Search term "letter": please show all lines in the listing that contain it.

################

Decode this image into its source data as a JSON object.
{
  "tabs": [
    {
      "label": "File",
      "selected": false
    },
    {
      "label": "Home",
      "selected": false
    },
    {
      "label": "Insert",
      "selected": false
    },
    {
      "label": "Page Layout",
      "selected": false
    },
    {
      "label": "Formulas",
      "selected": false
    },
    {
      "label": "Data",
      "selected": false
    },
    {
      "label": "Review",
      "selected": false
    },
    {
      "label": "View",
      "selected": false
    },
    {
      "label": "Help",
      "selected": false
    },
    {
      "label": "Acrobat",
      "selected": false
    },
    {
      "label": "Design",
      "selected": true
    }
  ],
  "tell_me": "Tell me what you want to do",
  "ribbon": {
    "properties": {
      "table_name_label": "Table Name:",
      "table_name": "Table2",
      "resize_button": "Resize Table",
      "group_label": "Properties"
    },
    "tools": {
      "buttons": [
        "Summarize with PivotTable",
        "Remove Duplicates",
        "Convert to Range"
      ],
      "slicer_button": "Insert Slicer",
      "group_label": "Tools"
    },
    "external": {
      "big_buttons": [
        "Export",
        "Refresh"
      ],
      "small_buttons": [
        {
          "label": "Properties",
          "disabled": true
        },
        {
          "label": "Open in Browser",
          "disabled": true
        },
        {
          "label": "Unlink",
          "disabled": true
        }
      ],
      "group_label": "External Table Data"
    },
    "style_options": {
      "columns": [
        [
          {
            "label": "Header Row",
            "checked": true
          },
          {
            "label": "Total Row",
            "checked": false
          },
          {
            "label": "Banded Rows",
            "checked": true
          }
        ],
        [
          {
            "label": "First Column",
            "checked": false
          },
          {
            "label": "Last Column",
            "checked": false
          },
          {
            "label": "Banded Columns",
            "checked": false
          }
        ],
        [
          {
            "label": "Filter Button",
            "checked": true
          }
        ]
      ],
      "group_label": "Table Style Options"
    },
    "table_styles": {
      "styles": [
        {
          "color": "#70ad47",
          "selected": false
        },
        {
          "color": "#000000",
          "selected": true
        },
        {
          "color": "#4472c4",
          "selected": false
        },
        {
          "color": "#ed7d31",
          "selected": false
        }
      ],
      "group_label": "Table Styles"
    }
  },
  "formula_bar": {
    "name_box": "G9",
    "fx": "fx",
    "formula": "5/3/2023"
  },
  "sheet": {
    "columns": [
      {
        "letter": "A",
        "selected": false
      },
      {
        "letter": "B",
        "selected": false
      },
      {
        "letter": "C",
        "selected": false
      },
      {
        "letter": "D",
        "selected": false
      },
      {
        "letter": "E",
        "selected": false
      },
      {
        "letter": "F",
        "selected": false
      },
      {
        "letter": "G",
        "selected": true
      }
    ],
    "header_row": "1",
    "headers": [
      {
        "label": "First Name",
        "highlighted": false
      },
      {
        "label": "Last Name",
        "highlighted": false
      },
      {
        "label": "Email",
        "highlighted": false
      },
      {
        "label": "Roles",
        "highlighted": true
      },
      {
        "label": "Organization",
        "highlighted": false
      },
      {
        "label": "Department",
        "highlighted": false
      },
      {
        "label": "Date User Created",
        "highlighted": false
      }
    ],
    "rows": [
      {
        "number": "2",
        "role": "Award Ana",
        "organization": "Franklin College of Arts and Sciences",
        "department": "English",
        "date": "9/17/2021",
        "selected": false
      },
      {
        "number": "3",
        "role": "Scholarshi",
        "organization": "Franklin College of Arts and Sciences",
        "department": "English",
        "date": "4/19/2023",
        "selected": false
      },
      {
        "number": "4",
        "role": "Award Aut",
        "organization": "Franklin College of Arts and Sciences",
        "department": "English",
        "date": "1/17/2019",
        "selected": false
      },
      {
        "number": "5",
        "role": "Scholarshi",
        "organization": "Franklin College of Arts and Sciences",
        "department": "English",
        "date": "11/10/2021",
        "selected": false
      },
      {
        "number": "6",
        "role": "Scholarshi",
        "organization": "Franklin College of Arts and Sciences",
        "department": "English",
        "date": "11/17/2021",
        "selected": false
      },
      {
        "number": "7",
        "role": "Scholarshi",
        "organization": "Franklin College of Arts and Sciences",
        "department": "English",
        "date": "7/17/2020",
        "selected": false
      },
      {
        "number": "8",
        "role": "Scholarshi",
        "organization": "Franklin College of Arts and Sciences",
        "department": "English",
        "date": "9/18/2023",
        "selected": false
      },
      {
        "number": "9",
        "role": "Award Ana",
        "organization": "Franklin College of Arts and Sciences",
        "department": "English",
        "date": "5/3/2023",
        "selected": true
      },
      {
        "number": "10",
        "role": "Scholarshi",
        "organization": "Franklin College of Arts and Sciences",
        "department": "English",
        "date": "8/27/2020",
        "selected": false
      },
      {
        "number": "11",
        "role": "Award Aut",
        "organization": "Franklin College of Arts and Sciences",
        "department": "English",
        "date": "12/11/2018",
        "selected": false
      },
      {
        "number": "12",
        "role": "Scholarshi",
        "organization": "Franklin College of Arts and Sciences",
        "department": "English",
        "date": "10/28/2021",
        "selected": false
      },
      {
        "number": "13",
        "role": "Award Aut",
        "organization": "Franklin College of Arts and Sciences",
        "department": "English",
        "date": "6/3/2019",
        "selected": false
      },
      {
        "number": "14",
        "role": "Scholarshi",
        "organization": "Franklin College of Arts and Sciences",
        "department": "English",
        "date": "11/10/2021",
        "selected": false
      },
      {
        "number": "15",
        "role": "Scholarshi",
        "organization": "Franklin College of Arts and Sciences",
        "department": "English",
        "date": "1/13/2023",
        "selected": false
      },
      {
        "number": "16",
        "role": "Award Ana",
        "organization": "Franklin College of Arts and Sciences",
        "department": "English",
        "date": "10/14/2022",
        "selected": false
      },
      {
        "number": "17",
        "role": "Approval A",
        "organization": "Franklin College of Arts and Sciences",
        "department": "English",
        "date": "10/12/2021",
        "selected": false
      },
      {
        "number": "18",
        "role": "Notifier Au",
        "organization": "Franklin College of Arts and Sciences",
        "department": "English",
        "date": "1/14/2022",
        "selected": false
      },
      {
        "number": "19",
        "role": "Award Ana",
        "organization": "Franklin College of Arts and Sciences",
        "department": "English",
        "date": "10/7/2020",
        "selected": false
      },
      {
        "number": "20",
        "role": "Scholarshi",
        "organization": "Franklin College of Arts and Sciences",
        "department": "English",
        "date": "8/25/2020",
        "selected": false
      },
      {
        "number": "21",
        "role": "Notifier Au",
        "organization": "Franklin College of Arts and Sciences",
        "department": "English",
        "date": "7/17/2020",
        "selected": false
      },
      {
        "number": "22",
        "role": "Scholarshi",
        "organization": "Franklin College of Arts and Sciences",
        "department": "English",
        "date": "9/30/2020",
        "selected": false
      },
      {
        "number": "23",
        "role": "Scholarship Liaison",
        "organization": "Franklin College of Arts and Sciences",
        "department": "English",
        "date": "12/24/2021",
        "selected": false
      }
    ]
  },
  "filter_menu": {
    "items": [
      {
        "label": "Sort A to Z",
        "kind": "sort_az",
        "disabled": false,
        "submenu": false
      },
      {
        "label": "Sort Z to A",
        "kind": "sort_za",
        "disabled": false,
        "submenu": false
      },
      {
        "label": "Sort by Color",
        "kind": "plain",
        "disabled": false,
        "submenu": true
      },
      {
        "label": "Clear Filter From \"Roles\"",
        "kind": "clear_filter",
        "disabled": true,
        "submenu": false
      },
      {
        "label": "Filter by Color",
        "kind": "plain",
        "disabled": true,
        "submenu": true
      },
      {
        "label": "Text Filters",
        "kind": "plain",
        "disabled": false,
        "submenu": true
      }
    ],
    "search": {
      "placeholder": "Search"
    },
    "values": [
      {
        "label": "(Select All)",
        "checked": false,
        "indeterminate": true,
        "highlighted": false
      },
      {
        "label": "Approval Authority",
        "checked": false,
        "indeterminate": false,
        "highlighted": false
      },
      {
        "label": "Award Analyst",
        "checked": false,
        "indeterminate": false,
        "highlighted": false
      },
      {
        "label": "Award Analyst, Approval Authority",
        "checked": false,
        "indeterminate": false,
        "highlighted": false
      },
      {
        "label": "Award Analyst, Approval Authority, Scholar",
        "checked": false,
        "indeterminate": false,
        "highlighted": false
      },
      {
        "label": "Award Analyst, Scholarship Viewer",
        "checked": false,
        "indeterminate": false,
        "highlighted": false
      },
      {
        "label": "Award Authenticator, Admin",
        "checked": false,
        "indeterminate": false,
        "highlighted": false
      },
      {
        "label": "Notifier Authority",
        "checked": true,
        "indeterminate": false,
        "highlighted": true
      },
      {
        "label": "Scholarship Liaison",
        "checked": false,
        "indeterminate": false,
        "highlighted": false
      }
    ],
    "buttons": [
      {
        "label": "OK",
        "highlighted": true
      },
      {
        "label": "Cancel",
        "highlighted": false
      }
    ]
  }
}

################

Task solution =>
        "letter": "A",
        "letter": "B",
        "letter": "C",
        "letter": "D",
        "letter": "E",
        "letter": "F",
        "letter": "G",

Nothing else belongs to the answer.